April 16-22, 2010
Rabies: Culling Never Works
IT is interesting that more people keep dying in Tabanan (Latest Rabies Death Sparks Angry Row Over Vaccine Non-Supply, April 9). One would have thought that after 17 months of extensive culling of dogs (last reported by Tabanan: 50,000 dogs poisoned, or 90 percent of their estimated overall dog population), which according to authorities in Bali is the way to deal with rabies, this would not be happening.
According to the World Health Organisation and rabies experts, culling has never had an effect in rabies control. The only thing that helps is to stop culling and start vaccinating with the 1-3 year vaccine.
Taxman’s Sting an Own Goal
IT seems the powers that be in this country do their best to dissuade any tourists at all with the extortionate prices of booze and visas on arrival (Taxman’s Sting, March 29).
The attraction of Indonesia being a great value destination to visit has long gone, with many prices for food and drink now much more expensive than even the UK.
Wake up you idiots and smell the coffee – and start to look after tourists instead of penalising them for visiting your country.
Will the last tourist to leave please turn out the lights!
Australians, Bali and Drugs
UNFORTUNATELY some in Australia think that when their loved one is arrested overseas that their government will rush to their defence, tell the detaining government what to do and free the prisoner immediately.
Some even quote various violations of international law, human rights mandates and local laws. Others quote corruption and insist that foreign aid, given in times of emergency, i.e. tsunami, should be used as a bargaining chip to free the prisoner in question, or to cut all diplomatic ties as a means of demanding their release.
Reality check: foreign internment is a complex area. Where to begin if your loved one is arrested overseas:
First get a competent lawyer who won’t offend the detaining party by saying their laws are ridiculous (even if you think they are).
Make sure they are familiar with international law, sovereignty, foreign judicial process, AND mindful of cultural sensitivities (what is and isn’t offensive in that culture).
Establish a good rapport with the consular officers in the field, and with your point of contact through your relevant foreign affairs department.
Work with credible people who have proven experience to develop a sound, strategic plan away from the media, utilising the support and advice of known professionals who have extensive knowledge and key contacts in foreign relations.
Work with them to engage the foreign government with dignity and respect. After all, they are best able to make approaches without the emotional attachments that can derail negotiations early on.

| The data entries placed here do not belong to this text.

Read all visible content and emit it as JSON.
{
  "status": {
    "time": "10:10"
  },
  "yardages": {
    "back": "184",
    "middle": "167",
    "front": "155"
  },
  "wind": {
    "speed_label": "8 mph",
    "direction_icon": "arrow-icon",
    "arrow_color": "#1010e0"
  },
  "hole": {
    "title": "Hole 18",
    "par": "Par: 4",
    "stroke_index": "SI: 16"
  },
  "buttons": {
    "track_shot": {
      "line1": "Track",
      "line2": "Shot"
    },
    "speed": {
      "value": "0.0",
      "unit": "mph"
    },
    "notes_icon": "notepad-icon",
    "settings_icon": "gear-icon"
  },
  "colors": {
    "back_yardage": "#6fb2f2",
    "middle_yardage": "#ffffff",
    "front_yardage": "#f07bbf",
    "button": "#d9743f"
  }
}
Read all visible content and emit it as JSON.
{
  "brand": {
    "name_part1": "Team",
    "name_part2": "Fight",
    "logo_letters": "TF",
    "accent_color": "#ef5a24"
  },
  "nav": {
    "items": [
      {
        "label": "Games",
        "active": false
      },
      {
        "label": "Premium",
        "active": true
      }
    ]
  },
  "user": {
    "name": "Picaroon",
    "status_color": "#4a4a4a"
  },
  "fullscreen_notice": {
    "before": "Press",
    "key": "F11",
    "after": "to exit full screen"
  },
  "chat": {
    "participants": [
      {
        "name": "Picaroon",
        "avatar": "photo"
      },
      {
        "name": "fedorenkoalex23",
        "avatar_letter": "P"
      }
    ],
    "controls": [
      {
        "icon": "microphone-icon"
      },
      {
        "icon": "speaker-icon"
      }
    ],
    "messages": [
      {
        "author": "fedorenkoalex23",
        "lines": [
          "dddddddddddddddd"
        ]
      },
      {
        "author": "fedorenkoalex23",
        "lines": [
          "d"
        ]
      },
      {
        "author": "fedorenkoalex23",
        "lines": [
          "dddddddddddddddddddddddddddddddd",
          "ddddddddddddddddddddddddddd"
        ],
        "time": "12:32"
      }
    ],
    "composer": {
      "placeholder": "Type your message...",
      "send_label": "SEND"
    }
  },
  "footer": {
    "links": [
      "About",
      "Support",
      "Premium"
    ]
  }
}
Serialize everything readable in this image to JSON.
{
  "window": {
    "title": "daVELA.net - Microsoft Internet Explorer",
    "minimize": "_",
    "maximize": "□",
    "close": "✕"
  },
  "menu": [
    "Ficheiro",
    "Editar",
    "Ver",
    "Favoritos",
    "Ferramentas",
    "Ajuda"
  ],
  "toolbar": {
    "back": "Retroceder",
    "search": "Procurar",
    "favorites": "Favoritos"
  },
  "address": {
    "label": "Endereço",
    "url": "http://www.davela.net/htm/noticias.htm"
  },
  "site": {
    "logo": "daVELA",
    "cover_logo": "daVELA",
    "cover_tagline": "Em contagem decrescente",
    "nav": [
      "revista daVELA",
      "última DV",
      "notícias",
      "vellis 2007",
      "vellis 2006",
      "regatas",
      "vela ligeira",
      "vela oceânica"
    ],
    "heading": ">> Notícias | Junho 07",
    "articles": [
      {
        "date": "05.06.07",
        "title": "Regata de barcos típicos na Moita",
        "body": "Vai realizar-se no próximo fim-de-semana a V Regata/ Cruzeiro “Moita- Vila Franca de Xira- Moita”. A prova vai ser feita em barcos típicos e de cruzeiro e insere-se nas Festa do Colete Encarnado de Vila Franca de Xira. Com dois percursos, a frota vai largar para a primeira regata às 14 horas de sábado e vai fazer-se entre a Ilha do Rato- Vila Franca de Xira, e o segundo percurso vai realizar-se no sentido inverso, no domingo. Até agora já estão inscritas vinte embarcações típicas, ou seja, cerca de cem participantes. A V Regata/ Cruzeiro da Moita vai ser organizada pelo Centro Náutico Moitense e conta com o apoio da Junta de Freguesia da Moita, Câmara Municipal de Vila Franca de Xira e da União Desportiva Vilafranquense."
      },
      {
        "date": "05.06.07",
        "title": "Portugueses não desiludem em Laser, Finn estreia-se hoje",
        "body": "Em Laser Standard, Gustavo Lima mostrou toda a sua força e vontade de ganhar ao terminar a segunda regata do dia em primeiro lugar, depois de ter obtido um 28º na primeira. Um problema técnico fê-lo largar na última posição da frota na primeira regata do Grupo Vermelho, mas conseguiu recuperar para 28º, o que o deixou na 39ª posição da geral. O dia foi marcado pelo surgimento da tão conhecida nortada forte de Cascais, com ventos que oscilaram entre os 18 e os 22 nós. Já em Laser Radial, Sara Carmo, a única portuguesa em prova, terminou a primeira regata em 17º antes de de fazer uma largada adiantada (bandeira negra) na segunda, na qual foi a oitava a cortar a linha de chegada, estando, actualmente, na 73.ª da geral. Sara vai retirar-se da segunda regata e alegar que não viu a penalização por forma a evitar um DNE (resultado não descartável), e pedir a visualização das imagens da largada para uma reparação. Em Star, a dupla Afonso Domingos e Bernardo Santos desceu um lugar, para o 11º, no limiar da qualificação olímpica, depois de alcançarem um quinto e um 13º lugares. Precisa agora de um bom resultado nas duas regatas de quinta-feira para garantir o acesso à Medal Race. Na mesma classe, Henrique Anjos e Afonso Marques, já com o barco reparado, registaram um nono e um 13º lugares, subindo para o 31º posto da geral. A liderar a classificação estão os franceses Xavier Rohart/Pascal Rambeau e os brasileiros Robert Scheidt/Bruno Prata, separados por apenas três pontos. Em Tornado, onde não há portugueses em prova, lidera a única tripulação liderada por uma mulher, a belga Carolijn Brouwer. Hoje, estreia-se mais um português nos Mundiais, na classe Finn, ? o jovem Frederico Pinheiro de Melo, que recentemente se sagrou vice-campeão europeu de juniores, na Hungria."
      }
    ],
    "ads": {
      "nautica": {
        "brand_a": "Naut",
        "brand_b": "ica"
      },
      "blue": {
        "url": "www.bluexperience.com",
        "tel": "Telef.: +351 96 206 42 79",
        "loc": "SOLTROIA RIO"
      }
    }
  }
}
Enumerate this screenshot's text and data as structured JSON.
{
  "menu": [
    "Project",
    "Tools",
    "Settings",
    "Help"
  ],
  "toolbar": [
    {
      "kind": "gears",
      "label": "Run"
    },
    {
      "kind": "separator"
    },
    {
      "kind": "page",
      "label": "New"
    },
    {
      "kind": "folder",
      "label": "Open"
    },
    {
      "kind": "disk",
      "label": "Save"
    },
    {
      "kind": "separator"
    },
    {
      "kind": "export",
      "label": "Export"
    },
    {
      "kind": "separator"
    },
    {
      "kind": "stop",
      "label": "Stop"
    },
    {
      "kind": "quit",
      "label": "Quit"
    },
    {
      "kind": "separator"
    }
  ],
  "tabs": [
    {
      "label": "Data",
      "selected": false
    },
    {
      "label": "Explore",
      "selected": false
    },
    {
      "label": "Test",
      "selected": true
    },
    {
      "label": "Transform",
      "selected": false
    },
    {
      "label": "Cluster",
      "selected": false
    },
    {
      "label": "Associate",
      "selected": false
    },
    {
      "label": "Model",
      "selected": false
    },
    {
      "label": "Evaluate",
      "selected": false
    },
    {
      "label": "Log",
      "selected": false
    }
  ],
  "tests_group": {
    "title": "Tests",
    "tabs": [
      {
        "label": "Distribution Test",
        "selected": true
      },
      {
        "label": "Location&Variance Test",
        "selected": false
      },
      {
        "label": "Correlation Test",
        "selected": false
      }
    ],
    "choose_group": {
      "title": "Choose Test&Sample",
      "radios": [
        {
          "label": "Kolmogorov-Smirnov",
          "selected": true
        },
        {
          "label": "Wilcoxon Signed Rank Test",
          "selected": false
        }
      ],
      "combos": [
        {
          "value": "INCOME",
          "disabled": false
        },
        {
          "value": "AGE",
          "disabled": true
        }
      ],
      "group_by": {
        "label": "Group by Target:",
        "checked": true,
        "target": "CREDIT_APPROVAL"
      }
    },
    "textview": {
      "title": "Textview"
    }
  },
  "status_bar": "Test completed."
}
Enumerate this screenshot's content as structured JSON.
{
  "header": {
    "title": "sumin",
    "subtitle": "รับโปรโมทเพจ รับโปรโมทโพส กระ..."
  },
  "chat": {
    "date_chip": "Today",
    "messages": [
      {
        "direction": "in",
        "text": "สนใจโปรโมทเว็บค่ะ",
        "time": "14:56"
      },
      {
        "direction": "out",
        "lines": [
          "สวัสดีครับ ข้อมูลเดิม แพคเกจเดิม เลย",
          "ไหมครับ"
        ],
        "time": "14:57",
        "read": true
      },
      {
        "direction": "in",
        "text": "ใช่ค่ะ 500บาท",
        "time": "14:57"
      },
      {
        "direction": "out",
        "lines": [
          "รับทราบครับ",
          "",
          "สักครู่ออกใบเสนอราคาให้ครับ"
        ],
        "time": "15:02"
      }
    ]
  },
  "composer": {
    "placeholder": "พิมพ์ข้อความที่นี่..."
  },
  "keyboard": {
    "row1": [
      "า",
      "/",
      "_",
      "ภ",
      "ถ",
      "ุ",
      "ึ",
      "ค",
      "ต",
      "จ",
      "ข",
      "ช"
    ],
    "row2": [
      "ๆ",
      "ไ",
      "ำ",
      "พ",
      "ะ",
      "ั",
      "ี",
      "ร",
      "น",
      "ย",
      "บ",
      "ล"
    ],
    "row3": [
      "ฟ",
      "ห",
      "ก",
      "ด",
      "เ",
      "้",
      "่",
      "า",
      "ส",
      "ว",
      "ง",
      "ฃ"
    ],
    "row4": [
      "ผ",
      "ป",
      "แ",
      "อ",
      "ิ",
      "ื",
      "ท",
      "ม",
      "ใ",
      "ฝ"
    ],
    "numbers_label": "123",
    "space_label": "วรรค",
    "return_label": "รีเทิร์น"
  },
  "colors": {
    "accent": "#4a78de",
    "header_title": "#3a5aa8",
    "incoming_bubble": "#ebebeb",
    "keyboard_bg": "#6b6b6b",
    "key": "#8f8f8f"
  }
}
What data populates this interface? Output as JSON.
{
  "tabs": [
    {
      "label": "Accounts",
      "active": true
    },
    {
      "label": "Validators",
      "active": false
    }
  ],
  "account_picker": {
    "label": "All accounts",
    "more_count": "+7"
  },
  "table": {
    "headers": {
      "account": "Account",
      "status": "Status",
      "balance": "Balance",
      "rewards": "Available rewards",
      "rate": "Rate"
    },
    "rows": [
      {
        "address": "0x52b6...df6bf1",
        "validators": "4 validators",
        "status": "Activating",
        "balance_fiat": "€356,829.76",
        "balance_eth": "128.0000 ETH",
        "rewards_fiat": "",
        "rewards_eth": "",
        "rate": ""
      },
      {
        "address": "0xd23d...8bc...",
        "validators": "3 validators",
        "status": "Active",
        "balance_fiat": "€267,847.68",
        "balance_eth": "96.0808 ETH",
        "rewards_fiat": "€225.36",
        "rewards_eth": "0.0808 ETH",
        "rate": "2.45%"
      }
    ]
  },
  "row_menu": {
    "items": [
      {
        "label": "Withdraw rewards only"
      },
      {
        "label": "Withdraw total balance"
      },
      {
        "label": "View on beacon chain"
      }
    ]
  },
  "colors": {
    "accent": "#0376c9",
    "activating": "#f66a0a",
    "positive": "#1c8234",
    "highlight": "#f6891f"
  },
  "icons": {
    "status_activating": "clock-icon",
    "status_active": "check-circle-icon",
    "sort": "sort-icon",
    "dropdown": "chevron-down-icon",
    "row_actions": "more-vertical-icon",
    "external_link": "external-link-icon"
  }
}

Ever heard the saying “You attract more bees with honey than you do with vinegar”?
Understand that these processes are complex and not easily resolved. Understand the reality of what your government can and cannot do for you.
Indonesia has a difficult responsibility to stem the flow of drugs to other countries, being that many try to transit Indonesia with drugs.
Australians should be aware, now more than ever, with these cases as an example, that if you travel overseas and are arrested with drugs then the penalties may be much harsher than Australia, and that the judicial process may indeed be nothing like you would expect in Australia, where many drug offenders are given a slap on the wrist for a first-time offense. Even for those who may have had something planted in their bag, just saying “It’s not mine” or “Someone must have put it there” won’t do much for you by way of a defence.
Travel smart and travel safe. Here’s a good link to stay informed: www.smartraveller.gov.au/faq.html
Note that this is just my personal endorsement of the travel advice which is something every Australian should read before travelling overseas.
Ubud Security Concerns
ON the morning of April 5, my laptop, camera, two cellphones etc where stolen from my home in Penestanan, Ubud. I reported the matter to the police the same day. A week later, temples were robbed in Ubud.
My friends and well-wishers have told me about at least two major thefts of laptops, cameras etc that have gone unreported. The persons who lost their valuables have since left Bali.
I am convinced that a gang is operating in Ubud. I have shared my thoughts with the police and they are investigating.
I fail to understand why security cannot be increased. After all Ubud is the top tourist city destination and this situation cannot continue. It will not only affect business but have a serious negative impact on the beautiful centre of arts and culture and religiosity.
Bapak Tjokorda Raka Kerthyasa (of Ubud Palace) spoke to me about the robberies in the temples and he shared his anguish as a Balinese whose home is being vandalised.
I hope someone out there is listening and will be proactive and not reactive.